[The data Boundary: Start]

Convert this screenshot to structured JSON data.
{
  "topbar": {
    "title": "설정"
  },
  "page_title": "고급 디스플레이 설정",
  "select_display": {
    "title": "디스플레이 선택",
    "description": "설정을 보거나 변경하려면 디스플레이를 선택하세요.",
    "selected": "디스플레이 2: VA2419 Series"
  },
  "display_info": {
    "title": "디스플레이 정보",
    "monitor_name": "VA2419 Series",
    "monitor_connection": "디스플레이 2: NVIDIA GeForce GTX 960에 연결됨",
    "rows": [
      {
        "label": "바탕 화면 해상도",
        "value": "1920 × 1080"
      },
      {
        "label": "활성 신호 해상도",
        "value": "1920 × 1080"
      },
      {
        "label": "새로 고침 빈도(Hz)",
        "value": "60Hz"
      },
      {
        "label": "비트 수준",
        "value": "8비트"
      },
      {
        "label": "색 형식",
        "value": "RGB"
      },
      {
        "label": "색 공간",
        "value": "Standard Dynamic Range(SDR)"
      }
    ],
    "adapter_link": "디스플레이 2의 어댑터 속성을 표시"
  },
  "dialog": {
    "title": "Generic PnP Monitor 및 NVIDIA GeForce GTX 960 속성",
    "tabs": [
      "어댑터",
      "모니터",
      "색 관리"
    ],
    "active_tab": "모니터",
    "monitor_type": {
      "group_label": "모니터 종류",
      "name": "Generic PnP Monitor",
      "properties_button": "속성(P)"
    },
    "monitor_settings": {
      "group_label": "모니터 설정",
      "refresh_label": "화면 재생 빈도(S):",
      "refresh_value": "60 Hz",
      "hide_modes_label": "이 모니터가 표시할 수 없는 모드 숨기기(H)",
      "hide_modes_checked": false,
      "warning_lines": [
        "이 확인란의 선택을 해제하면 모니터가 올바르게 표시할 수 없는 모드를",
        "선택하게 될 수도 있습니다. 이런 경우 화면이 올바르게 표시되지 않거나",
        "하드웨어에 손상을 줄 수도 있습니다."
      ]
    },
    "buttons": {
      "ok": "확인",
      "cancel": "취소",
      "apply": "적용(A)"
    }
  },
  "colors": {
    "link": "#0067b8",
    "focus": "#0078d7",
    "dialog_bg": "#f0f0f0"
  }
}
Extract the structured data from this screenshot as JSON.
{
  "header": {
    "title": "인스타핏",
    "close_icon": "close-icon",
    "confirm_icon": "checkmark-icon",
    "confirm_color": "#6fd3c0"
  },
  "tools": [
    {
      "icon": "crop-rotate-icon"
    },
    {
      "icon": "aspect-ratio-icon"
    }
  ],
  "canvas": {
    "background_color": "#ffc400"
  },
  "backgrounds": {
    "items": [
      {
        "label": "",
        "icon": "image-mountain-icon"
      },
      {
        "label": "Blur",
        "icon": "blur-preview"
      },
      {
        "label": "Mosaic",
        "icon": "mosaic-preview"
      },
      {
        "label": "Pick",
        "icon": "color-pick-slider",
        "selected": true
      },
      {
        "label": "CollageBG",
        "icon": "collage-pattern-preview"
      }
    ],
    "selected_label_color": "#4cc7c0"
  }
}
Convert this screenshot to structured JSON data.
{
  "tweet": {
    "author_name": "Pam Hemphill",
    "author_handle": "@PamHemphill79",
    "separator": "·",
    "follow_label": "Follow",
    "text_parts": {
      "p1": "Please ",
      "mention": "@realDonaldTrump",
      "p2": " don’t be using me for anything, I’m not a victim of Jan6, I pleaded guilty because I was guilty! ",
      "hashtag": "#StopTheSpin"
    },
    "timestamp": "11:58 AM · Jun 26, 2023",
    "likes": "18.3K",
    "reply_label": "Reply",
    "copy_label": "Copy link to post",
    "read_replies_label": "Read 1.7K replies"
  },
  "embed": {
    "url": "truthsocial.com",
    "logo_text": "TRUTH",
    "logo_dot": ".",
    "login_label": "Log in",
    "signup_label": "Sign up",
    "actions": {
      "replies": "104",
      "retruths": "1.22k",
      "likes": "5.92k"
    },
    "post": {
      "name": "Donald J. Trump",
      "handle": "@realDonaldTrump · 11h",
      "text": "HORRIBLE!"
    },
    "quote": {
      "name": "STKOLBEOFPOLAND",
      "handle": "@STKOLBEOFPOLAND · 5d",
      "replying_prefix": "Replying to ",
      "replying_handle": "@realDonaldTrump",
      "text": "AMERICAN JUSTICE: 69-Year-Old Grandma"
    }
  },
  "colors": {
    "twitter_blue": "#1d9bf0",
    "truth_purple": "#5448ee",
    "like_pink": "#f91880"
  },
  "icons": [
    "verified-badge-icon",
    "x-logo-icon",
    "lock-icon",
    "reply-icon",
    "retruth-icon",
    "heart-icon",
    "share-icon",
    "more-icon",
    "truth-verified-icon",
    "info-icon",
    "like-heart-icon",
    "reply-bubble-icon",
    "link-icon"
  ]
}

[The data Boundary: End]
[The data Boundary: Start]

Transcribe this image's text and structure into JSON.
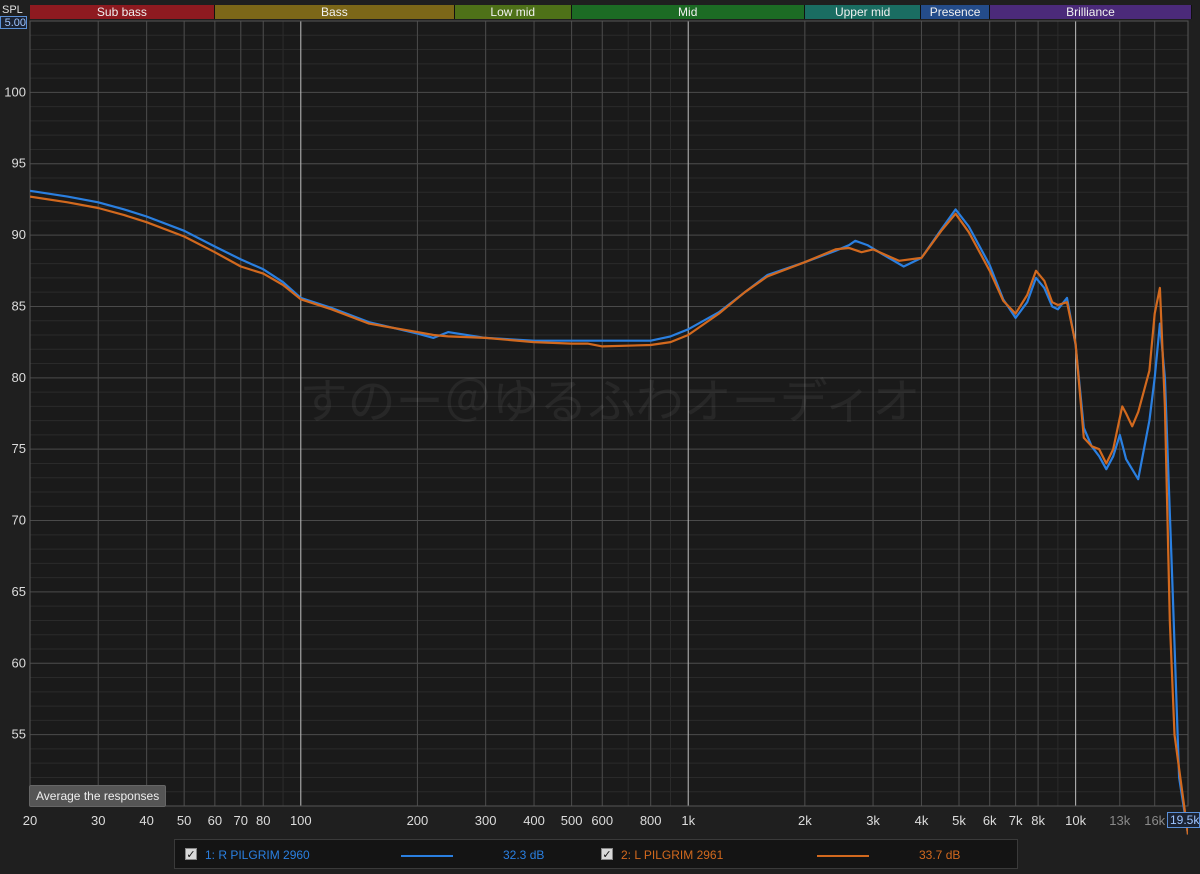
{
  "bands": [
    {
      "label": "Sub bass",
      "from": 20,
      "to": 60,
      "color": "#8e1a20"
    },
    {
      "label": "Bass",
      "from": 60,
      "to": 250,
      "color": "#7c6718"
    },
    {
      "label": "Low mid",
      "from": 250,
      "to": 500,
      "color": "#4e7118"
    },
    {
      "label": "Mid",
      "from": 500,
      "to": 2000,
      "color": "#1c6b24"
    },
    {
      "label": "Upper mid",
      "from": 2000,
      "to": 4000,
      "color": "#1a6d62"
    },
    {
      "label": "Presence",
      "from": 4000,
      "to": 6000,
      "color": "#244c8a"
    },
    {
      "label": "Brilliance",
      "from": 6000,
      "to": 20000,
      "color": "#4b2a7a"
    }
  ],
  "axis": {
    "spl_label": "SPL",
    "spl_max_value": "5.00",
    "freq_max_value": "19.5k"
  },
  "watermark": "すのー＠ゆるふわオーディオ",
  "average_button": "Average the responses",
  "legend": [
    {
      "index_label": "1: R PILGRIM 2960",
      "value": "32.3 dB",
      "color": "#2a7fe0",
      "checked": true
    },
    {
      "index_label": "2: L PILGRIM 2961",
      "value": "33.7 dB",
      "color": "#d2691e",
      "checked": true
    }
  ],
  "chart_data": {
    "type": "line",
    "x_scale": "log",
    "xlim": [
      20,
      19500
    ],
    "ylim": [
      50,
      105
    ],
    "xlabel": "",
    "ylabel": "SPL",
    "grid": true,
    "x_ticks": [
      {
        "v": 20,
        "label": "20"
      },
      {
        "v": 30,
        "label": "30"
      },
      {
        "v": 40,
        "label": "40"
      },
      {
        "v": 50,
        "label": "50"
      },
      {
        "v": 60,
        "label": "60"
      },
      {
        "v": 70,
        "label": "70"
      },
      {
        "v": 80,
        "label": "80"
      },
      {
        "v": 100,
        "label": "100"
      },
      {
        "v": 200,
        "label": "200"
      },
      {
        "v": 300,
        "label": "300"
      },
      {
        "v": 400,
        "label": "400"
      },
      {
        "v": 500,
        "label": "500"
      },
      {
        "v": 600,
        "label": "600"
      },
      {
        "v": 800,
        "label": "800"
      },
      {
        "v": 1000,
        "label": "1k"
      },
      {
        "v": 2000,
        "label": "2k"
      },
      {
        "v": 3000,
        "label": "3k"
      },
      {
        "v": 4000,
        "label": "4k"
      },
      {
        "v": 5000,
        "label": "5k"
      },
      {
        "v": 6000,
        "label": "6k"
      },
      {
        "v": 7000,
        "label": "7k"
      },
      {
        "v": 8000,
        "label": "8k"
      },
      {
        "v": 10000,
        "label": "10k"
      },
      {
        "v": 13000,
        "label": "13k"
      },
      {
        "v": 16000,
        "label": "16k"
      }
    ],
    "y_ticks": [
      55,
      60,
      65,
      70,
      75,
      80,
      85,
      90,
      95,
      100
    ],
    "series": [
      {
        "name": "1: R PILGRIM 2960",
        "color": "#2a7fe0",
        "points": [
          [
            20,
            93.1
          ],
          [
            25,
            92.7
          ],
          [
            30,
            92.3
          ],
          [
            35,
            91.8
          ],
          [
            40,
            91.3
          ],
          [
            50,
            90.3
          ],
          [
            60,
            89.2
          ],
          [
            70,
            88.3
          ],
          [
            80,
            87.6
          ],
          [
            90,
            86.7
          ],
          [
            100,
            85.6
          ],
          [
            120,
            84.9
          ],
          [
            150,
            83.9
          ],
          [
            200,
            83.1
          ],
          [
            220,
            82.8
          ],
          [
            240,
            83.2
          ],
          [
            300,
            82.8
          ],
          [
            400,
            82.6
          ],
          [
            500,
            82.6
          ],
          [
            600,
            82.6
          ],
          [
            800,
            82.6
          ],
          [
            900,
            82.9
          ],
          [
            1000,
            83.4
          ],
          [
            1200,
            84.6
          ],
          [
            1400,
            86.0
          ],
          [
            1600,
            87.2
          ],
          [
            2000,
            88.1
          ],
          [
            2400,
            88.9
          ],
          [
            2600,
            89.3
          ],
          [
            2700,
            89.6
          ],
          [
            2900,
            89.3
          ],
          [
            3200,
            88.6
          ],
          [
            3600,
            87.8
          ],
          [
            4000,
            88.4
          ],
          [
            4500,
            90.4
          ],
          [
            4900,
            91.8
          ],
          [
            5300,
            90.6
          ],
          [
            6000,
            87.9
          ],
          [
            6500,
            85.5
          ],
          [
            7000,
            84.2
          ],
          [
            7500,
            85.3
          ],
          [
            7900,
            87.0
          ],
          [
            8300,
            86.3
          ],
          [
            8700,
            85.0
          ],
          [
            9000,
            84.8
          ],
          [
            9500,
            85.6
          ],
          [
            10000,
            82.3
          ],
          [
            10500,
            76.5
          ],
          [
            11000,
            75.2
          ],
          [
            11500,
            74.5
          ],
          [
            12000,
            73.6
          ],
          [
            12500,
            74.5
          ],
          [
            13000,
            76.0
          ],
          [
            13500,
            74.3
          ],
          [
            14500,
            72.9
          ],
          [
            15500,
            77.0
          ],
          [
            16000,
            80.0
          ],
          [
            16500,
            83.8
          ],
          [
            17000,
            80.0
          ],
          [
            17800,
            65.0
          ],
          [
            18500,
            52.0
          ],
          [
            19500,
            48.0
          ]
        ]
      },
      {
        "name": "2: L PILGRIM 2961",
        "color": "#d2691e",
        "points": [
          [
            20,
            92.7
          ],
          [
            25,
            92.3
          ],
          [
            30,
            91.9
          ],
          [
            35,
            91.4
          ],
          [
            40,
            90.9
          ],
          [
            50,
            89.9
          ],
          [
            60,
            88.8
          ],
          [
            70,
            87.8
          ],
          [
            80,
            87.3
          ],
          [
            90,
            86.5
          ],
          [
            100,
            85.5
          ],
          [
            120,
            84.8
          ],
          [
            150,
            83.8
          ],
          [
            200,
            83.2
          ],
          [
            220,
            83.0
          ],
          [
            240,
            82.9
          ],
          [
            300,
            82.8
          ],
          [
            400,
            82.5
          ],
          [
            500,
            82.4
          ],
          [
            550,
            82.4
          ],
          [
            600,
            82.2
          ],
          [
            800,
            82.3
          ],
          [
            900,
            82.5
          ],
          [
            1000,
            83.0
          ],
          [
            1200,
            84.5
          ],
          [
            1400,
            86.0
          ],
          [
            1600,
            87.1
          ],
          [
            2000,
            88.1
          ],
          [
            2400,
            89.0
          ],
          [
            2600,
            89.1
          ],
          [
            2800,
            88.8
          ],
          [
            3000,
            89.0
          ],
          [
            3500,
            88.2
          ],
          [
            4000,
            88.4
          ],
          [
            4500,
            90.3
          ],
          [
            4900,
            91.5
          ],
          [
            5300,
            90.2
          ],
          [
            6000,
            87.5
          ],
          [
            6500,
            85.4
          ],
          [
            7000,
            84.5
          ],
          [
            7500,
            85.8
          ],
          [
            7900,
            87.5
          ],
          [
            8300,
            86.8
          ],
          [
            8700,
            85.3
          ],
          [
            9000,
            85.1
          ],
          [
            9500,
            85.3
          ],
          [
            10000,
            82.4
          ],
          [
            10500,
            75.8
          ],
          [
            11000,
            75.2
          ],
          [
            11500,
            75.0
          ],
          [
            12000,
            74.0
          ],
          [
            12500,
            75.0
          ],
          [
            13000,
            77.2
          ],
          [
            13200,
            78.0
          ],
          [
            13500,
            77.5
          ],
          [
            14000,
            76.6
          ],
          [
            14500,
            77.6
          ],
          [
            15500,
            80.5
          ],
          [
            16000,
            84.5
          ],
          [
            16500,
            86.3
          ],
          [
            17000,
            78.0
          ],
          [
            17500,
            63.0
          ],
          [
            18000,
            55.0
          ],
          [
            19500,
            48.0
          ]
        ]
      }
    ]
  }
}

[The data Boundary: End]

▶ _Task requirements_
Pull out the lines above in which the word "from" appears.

▶ _Result of this exercise_
Extract the structured data from this screenshot as JSON.
      "from": 20,
      "from": 60,
      "from": 250,
      "from": 500,
      "from": 2000,
      "from": 4000,
      "from": 6000,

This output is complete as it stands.